__What needs to be done__:
Excluding images, repeat the data exactly as given.

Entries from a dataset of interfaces

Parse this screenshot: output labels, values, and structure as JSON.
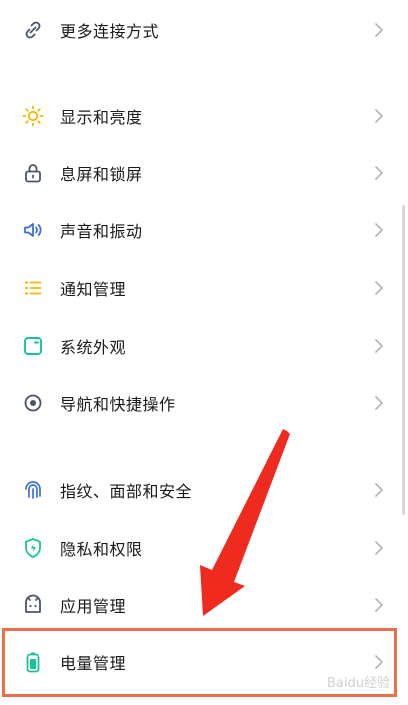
{
  "settings": {
    "items": [
      {
        "label": "更多连接方式",
        "icon": "link-icon"
      },
      {
        "label": "显示和亮度",
        "icon": "sun-icon"
      },
      {
        "label": "息屏和锁屏",
        "icon": "lock-icon"
      },
      {
        "label": "声音和振动",
        "icon": "speaker-icon"
      },
      {
        "label": "通知管理",
        "icon": "list-icon"
      },
      {
        "label": "系统外观",
        "icon": "theme-icon"
      },
      {
        "label": "导航和快捷操作",
        "icon": "navigation-icon"
      },
      {
        "label": "指纹、面部和安全",
        "icon": "fingerprint-icon"
      },
      {
        "label": "隐私和权限",
        "icon": "shield-icon"
      },
      {
        "label": "应用管理",
        "icon": "app-icon"
      },
      {
        "label": "电量管理",
        "icon": "battery-icon"
      }
    ]
  },
  "colors": {
    "accent_yellow": "#f5b800",
    "accent_green": "#19c29a",
    "accent_blue": "#3a6fd8",
    "icon_gray": "#4a5566",
    "annotation_red": "#ec6e4a",
    "arrow_red": "#ef2a1f"
  },
  "watermark": "Baidu经验"
}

__Response to this exercise__:
Parse this screenshot: output labels, values, and structure as JSON.
{
  "settings": {
    "items": [
      {
        "label": "更多连接方式",
        "icon": "link-icon"
      },
      {
        "label": "显示和亮度",
        "icon": "sun-icon"
      },
      {
        "label": "息屏和锁屏",
        "icon": "lock-icon"
      },
      {
        "label": "声音和振动",
        "icon": "speaker-icon"
      },
      {
        "label": "通知管理",
        "icon": "list-icon"
      },
      {
        "label": "系统外观",
        "icon": "theme-icon"
      },
      {
        "label": "导航和快捷操作",
        "icon": "navigation-icon"
      },
      {
        "label": "指纹、面部和安全",
        "icon": "fingerprint-icon"
      },
      {
        "label": "隐私和权限",
        "icon": "shield-icon"
      },
      {
        "label": "应用管理",
        "icon": "app-icon"
      },
      {
        "label": "电量管理",
        "icon": "battery-icon"
      }
    ]
  },
  "colors": {
    "accent_yellow": "#f5b800",
    "accent_green": "#19c29a",
    "accent_blue": "#3a6fd8",
    "icon_gray": "#4a5566",
    "annotation_red": "#ec6e4a",
    "arrow_red": "#ef2a1f"
  },
  "watermark": "Baidu经验"
}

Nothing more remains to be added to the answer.